Work required: Collect every line below that contains the word "Thay".

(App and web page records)
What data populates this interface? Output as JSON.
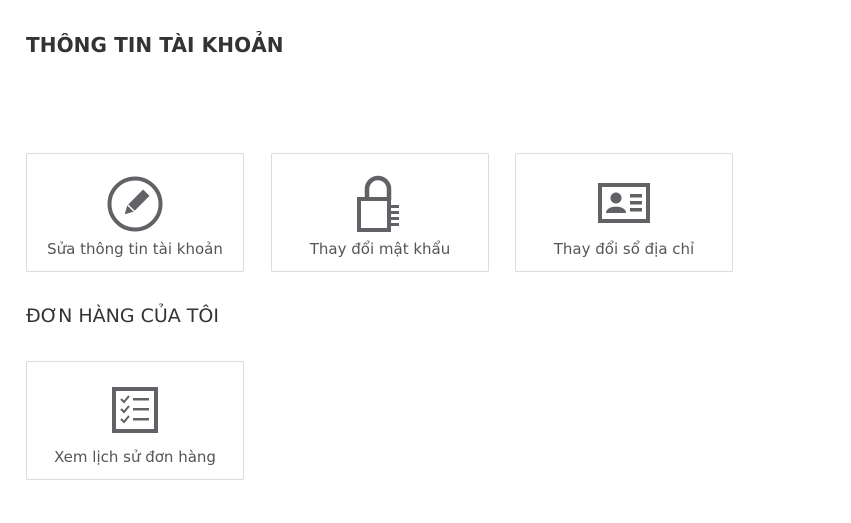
{
  "account": {
    "title": "THÔNG TIN TÀI KHOẢN",
    "cards": [
      {
        "label": "Sửa thông tin tài khoản",
        "icon": "pencil-circle-icon"
      },
      {
        "label": "Thay đổi mật khẩu",
        "icon": "padlock-icon"
      },
      {
        "label": "Thay đổi sổ địa chỉ",
        "icon": "address-card-icon"
      }
    ]
  },
  "orders": {
    "title": "ĐƠN HÀNG CỦA TÔI",
    "cards": [
      {
        "label": "Xem lịch sử đơn hàng",
        "icon": "checklist-icon"
      }
    ]
  },
  "colors": {
    "icon": "#616166",
    "text": "#333333",
    "label": "#555555",
    "border": "#dcdcdc"
  }
}
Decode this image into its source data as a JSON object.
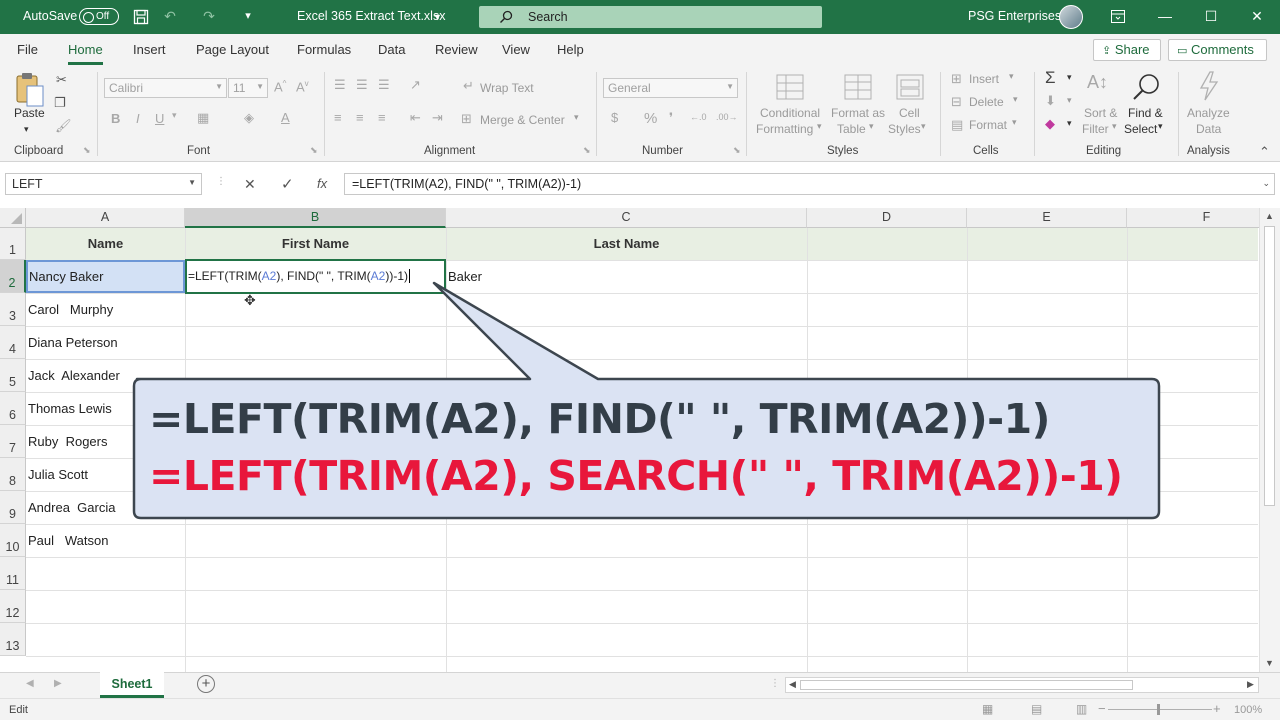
{
  "titlebar": {
    "autosave_label": "AutoSave",
    "autosave_state": "Off",
    "filename": "Excel 365 Extract Text.xlsx",
    "search_placeholder": "Search",
    "account": "PSG Enterprises",
    "accent": "#217346"
  },
  "tabs": [
    "File",
    "Home",
    "Insert",
    "Page Layout",
    "Formulas",
    "Data",
    "Review",
    "View",
    "Help"
  ],
  "active_tab": "Home",
  "share_label": "Share",
  "comments_label": "Comments",
  "ribbon": {
    "clipboard": {
      "paste": "Paste",
      "label": "Clipboard"
    },
    "font": {
      "name": "Calibri",
      "size": "11",
      "label": "Font",
      "bold": "B",
      "italic": "I",
      "underline": "U"
    },
    "alignment": {
      "wrap": "Wrap Text",
      "merge": "Merge & Center",
      "label": "Alignment"
    },
    "number": {
      "format": "General",
      "label": "Number",
      "currency": "$",
      "percent": "%"
    },
    "styles": {
      "conditional_1": "Conditional",
      "conditional_2": "Formatting",
      "table_1": "Format as",
      "table_2": "Table",
      "cell_1": "Cell",
      "cell_2": "Styles",
      "label": "Styles"
    },
    "cells": {
      "insert": "Insert",
      "delete": "Delete",
      "format": "Format",
      "label": "Cells"
    },
    "editing": {
      "sum": "Σ",
      "sort_1": "Sort &",
      "sort_2": "Filter",
      "find_1": "Find &",
      "find_2": "Select",
      "label": "Editing"
    },
    "analysis": {
      "analyze_1": "Analyze",
      "analyze_2": "Data",
      "label": "Analysis"
    }
  },
  "formula_bar": {
    "name_box": "LEFT",
    "cancel": "✕",
    "enter": "✓",
    "fx": "fx",
    "formula": "=LEFT(TRIM(A2), FIND(\" \", TRIM(A2))-1)"
  },
  "columns": [
    "A",
    "B",
    "C",
    "D",
    "E",
    "F"
  ],
  "rows": [
    "1",
    "2",
    "3",
    "4",
    "5",
    "6",
    "7",
    "8",
    "9",
    "10",
    "11",
    "12",
    "13"
  ],
  "headers": {
    "name": "Name",
    "first": "First Name",
    "last": "Last Name"
  },
  "names": [
    "Nancy Baker",
    "Carol   Murphy",
    "Diana Peterson",
    "Jack  Alexander",
    "Thomas Lewis",
    "Ruby  Rogers",
    "Julia Scott",
    "Andrea  Garcia",
    "Paul   Watson"
  ],
  "b2_edit": {
    "p1": "=LEFT(TRIM(",
    "r1": "A2",
    "p2": "), FIND(\" \", TRIM(",
    "r2": "A2",
    "p3": "))-1)"
  },
  "c2_value": "Baker",
  "callout": {
    "line1": "=LEFT(TRIM(A2), FIND(\" \", TRIM(A2))-1)",
    "line2": "=LEFT(TRIM(A2), SEARCH(\" \", TRIM(A2))-1)",
    "line2_color": "#e8173b",
    "fill": "#dbe3f3"
  },
  "sheet_tab": "Sheet1",
  "status": {
    "mode": "Edit",
    "zoom": "100%"
  }
}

Result of this task:
        "label": "Thay đổi mật khẩu",
        "label": "Thay đổi sổ địa chỉ",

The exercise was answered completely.